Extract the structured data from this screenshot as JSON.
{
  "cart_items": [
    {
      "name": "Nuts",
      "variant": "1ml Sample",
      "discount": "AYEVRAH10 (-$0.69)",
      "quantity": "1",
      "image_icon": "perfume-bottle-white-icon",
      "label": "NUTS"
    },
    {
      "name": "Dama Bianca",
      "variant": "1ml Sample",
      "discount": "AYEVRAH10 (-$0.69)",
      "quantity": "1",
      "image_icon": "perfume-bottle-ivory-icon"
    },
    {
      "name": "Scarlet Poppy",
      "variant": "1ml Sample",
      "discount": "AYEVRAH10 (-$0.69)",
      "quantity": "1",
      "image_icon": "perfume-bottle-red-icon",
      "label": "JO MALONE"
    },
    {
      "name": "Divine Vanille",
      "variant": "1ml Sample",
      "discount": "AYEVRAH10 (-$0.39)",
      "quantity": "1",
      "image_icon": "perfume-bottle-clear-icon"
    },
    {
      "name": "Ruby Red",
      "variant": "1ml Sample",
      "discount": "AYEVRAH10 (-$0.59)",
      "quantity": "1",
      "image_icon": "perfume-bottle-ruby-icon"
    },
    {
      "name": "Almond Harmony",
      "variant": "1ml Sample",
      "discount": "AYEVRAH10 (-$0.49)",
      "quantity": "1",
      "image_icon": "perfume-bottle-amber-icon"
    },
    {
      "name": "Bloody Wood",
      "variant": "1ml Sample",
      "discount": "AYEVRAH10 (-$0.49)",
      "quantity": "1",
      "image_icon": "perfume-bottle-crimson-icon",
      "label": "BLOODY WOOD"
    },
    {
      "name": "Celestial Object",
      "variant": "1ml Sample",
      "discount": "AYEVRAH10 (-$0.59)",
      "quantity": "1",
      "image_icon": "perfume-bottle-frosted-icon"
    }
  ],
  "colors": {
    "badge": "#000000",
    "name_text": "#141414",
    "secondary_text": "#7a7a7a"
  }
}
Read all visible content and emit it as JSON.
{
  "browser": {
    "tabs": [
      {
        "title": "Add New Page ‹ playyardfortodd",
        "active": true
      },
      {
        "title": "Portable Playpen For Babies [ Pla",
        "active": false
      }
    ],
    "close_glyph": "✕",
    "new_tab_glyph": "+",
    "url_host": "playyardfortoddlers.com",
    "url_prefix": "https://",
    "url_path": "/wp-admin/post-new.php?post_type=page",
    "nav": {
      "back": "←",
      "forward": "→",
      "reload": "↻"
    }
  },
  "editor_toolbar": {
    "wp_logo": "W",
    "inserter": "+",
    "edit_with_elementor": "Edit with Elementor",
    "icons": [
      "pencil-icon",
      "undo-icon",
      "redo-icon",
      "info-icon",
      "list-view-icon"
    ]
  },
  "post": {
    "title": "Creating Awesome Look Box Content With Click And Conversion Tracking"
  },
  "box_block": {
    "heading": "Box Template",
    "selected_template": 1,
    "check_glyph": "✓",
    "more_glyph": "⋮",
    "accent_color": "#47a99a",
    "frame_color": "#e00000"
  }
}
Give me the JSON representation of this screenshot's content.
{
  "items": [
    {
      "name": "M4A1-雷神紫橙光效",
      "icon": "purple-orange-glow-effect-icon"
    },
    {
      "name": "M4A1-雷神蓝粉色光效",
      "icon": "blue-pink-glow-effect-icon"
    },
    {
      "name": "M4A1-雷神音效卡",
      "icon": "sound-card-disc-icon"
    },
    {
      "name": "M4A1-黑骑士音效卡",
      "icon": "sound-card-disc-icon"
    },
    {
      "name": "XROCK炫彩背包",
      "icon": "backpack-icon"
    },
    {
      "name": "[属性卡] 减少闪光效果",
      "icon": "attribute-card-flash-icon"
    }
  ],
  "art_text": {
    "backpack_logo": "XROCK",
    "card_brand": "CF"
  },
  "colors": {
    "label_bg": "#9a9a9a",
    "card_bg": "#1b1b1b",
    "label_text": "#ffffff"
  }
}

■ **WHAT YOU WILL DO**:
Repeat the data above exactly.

■ **EXERCISE SOLUTION**:
Extract the structured data from this screenshot as JSON.
{
  "cart_items": [
    {
      "name": "Nuts",
      "variant": "1ml Sample",
      "discount": "AYEVRAH10 (-$0.69)",
      "quantity": "1",
      "image_icon": "perfume-bottle-white-icon",
      "label": "NUTS"
    },
    {
      "name": "Dama Bianca",
      "variant": "1ml Sample",
      "discount": "AYEVRAH10 (-$0.69)",
      "quantity": "1",
      "image_icon": "perfume-bottle-ivory-icon"
    },
    {
      "name": "Scarlet Poppy",
      "variant": "1ml Sample",
      "discount": "AYEVRAH10 (-$0.69)",
      "quantity": "1",
      "image_icon": "perfume-bottle-red-icon",
      "label": "JO MALONE"
    },
    {
      "name": "Divine Vanille",
      "variant": "1ml Sample",
      "discount": "AYEVRAH10 (-$0.39)",
      "quantity": "1",
      "image_icon": "perfume-bottle-clear-icon"
    },
    {
      "name": "Ruby Red",
      "variant": "1ml Sample",
      "discount": "AYEVRAH10 (-$0.59)",
      "quantity": "1",
      "image_icon": "perfume-bottle-ruby-icon"
    },
    {
      "name": "Almond Harmony",
      "variant": "1ml Sample",
      "discount": "AYEVRAH10 (-$0.49)",
      "quantity": "1",
      "image_icon": "perfume-bottle-amber-icon"
    },
    {
      "name": "Bloody Wood",
      "variant": "1ml Sample",
      "discount": "AYEVRAH10 (-$0.49)",
      "quantity": "1",
      "image_icon": "perfume-bottle-crimson-icon",
      "label": "BLOODY WOOD"
    },
    {
      "name": "Celestial Object",
      "variant": "1ml Sample",
      "discount": "AYEVRAH10 (-$0.59)",
      "quantity": "1",
      "image_icon": "perfume-bottle-frosted-icon"
    }
  ],
  "colors": {
    "badge": "#000000",
    "name_text": "#141414",
    "secondary_text": "#7a7a7a"
  }
}
Read all visible content and emit it as JSON.
{
  "browser": {
    "tabs": [
      {
        "title": "Add New Page ‹ playyardfortodd",
        "active": true
      },
      {
        "title": "Portable Playpen For Babies [ Pla",
        "active": false
      }
    ],
    "close_glyph": "✕",
    "new_tab_glyph": "+",
    "url_host": "playyardfortoddlers.com",
    "url_prefix": "https://",
    "url_path": "/wp-admin/post-new.php?post_type=page",
    "nav": {
      "back": "←",
      "forward": "→",
      "reload": "↻"
    }
  },
  "editor_toolbar": {
    "wp_logo": "W",
    "inserter": "+",
    "edit_with_elementor": "Edit with Elementor",
    "icons": [
      "pencil-icon",
      "undo-icon",
      "redo-icon",
      "info-icon",
      "list-view-icon"
    ]
  },
  "post": {
    "title": "Creating Awesome Look Box Content With Click And Conversion Tracking"
  },
  "box_block": {
    "heading": "Box Template",
    "selected_template": 1,
    "check_glyph": "✓",
    "more_glyph": "⋮",
    "accent_color": "#47a99a",
    "frame_color": "#e00000"
  }
}
Give me the JSON representation of this screenshot's content.
{
  "items": [
    {
      "name": "M4A1-雷神紫橙光效",
      "icon": "purple-orange-glow-effect-icon"
    },
    {
      "name": "M4A1-雷神蓝粉色光效",
      "icon": "blue-pink-glow-effect-icon"
    },
    {
      "name": "M4A1-雷神音效卡",
      "icon": "sound-card-disc-icon"
    },
    {
      "name": "M4A1-黑骑士音效卡",
      "icon": "sound-card-disc-icon"
    },
    {
      "name": "XROCK炫彩背包",
      "icon": "backpack-icon"
    },
    {
      "name": "[属性卡] 减少闪光效果",
      "icon": "attribute-card-flash-icon"
    }
  ],
  "art_text": {
    "backpack_logo": "XROCK",
    "card_brand": "CF"
  },
  "colors": {
    "label_bg": "#9a9a9a",
    "card_bg": "#1b1b1b",
    "label_text": "#ffffff"
  }
}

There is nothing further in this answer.